Cestrum yellow leaf curling virus (CmYLCV), a pararetrovirus closely related to the Soybean chlorotic mottle virus (SbCMV) - the type species of the genus Soymovirus, Caulimoviridae family (International Committee on the Taxonomy of Viruses -ICTV- Fauquet et al. 2005). This virus was first isolated from the green cestrum (Cestrum parqui) a noxious plant (due to its toxicity to livestock, poultry and humans) belonging to the Solanaceae family (Ragozzino 1974). CmYLCV induces pathological alteration on Cestrum parqui plants. The symptoms of infected plants are characterized from yellow mosaic and curling of leaves to shoot stunting (Ragozzino 1974; Stavolone et al. 2003a). Although no insect vector transmission has been yet well demonstrated, it has been observed that healthy C. parqui plants transplanted in the vicinity of CmYLCV-naturally infected plants acquired the virus and displayed the typical symptoms, suggesting a possible insect-mediated transmission (Stavolone et al. 2003a).
Morphologically, CmYLCVs are isometric virus particles of about 50 nm in diameter with a circular double-stranded DNA genome 8253 bp long (Stavolone et al. 2003a). The genome contains seven putative Open reading frames (ORFs) designated as I, Ib, II, III, IV, V, VI (Hasegawa et al. 1989; Mushegian et al, 1995; Glasheen et al. 2002; Stavolone et al. 2003a).

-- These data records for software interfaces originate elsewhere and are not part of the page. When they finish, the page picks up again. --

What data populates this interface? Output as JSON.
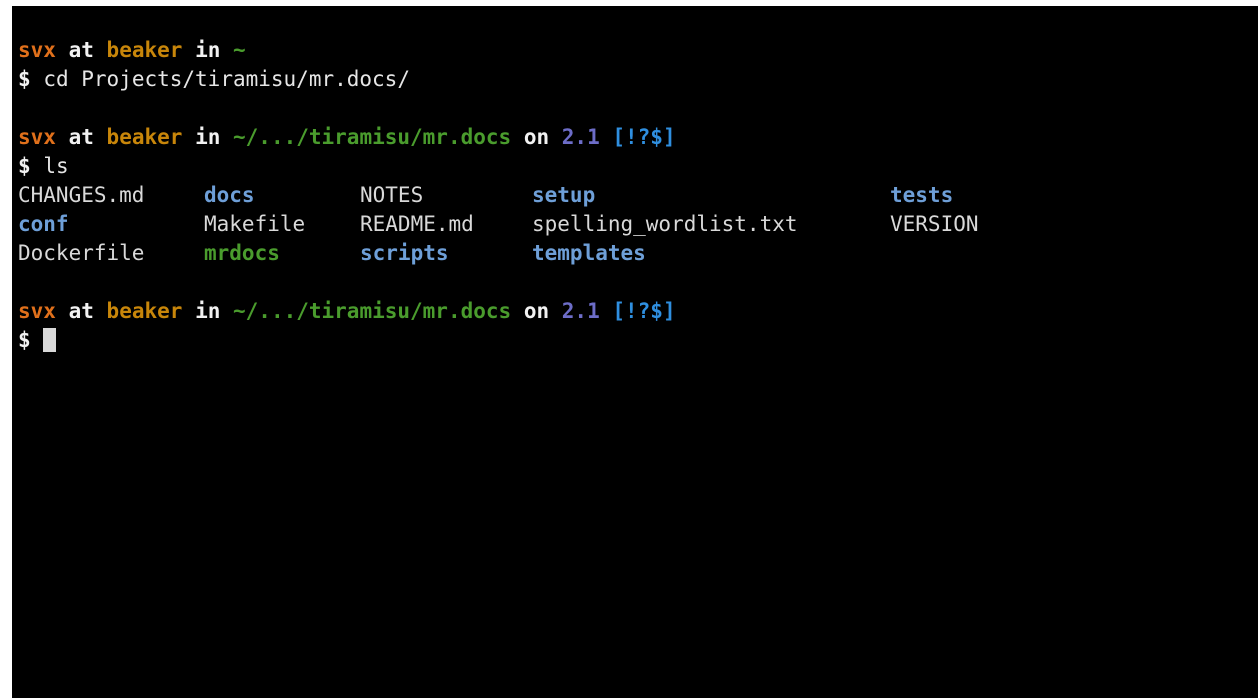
{
  "prompt1": {
    "user": "svx",
    "at": "at",
    "host": "beaker",
    "in": "in",
    "path": "~",
    "dollar": "$",
    "command": "cd Projects/tiramisu/mr.docs/"
  },
  "prompt2": {
    "user": "svx",
    "at": "at",
    "host": "beaker",
    "in": "in",
    "path": "~/.../tiramisu/mr.docs",
    "on": "on",
    "branch": "2.1",
    "status": "[!?$]",
    "dollar": "$",
    "command": "ls"
  },
  "ls_output": {
    "rows": [
      [
        {
          "name": "CHANGES.md",
          "kind": "file"
        },
        {
          "name": "docs",
          "kind": "dir"
        },
        {
          "name": "NOTES",
          "kind": "file"
        },
        {
          "name": "setup",
          "kind": "dir"
        },
        {
          "name": "tests",
          "kind": "dir"
        }
      ],
      [
        {
          "name": "conf",
          "kind": "dir"
        },
        {
          "name": "Makefile",
          "kind": "file"
        },
        {
          "name": "README.md",
          "kind": "file"
        },
        {
          "name": "spelling_wordlist.txt",
          "kind": "file"
        },
        {
          "name": "VERSION",
          "kind": "file"
        }
      ],
      [
        {
          "name": "Dockerfile",
          "kind": "file"
        },
        {
          "name": "mrdocs",
          "kind": "exec"
        },
        {
          "name": "scripts",
          "kind": "dir"
        },
        {
          "name": "templates",
          "kind": "dir"
        },
        {
          "name": "",
          "kind": "file"
        }
      ]
    ]
  },
  "prompt3": {
    "user": "svx",
    "at": "at",
    "host": "beaker",
    "in": "in",
    "path": "~/.../tiramisu/mr.docs",
    "on": "on",
    "branch": "2.1",
    "status": "[!?$]",
    "dollar": "$"
  },
  "colors": {
    "background": "#000000",
    "user": "#e0701b",
    "host": "#c8860a",
    "path": "#4a9c2d",
    "branch": "#6d6dc8",
    "status": "#2f8fe0",
    "directory": "#6e9fd8",
    "executable": "#4a9c2d"
  }
}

ORF I encodes for a cell-to-cell movement (MOV) protein of 312 amino acids (aa) in size (Stavolone et al. 2003a). ORF Ib (called as Ia in the GenBank accession) is a small protein located upstream to an intergenic region that includes the tRNAMet binding site. ORF II (namely here as ORF B) encodes a protein of 202 aa also preserved in other soymoviruses whose function is still unclear. This ORF contains however a putative double α-helix domain similar to that found in the ORF II of CaMV, which is involved in both aphid transmission factor (ATF) trimerization (Hebrard et al. 2001) and interaction with the product of ORF III (Leh et al. 1999). ORF III (namely here as ORF C) encodes for a protein of 178 aa containg a characteristic coiled–coil domain responsible for tetramerization -a conserved feature of Caulimovirus "virion associated proteins" (VAPs) (Stavolone et al. 2001). However, our sequence analyses indicate that this protein does not show significant similarities with the VAPs of the other Caulimoviridae species, but it is more related with ORFs C of the other soymoviruses (BRRV and SbCMV) and with the ORF III of the Caulimovirus RuFDV, whose functions are still unclear. ORF IV encodes the viral coat protein precursor as suggested by both similarity analyses and the presence of a "RNA-binding" motif (C-X-C-X2-C-X4-H-X4-C ) (Llorens et al. 2009; Hull 1996; Bouhida et al. 1993). ORF V encodes for a pol polyprotein of 643 aa displaying the typical aspartic protease (PR), reverse transcriptase (RT) and RNase H (RH) domains. ORF VI encodes a putative translational transactivator protein (TAV) of 531 aa that contains the conserved sequence also found in the TAV associated genes of other caulimoviruses (Stavolone et al. 2003a; Glasheen et al. 2002; Hasegawa et al. 1989). CmYLCV differs from other Soymovirus members in the absence of the non-essential ORF VII. The intergenic region (Gap) between TAV and MOV is thus longer than the same region of the remaining known soymoviruses (Mushegian et al, 1995; Takemoto and Hibi 2001; Glasheen et al. 2002]. Within this intergenic region a novel functional constitutive and highly expressed promoter has been isolated (Stavolone et al. 2003b). This promoter is highly active in callus, meristems and vegetative and reproductive tissues of Arabidopsis thaliana, Nicotiana tabacum, Lycopersicon esculentum, Zea mays and Oryza sativa (Stavolone et al. 2003b). The expression levels of this promoter is comparable to, or higher than, the three frequently used promoters in agricultural biotechnology: the Cauliflower mosaic virus (CaMV) 35S (Fang et al. 1989; Benfey et al. 1990), the synthetic "super-promoter" (Ni et al. 1995) or the maize Ubi1 (Christensen et al. 1992)]. Thus, the CmYLCV promoter appears to be a useful tool for biotechnology applications and agricultural research (Stavolone et al. 2003b). The sequence of this promoter is available at Syngenta Biotechnology, Inc. (www.syngentabiotechnology.com). Our sequence analyses additionally reveal the presence of an eighth small ORF, located within the Gag-like gene, similar in size and position to the ORF VIII of SbCMV (Hasegawa et al. 1989).
Figure not to scale. If present, long terminal repeats (LTRs) have been highlighted in blue. Amino acid motifs noted with lines indicate the conserved residues in each protein domain, abbreviations below mean: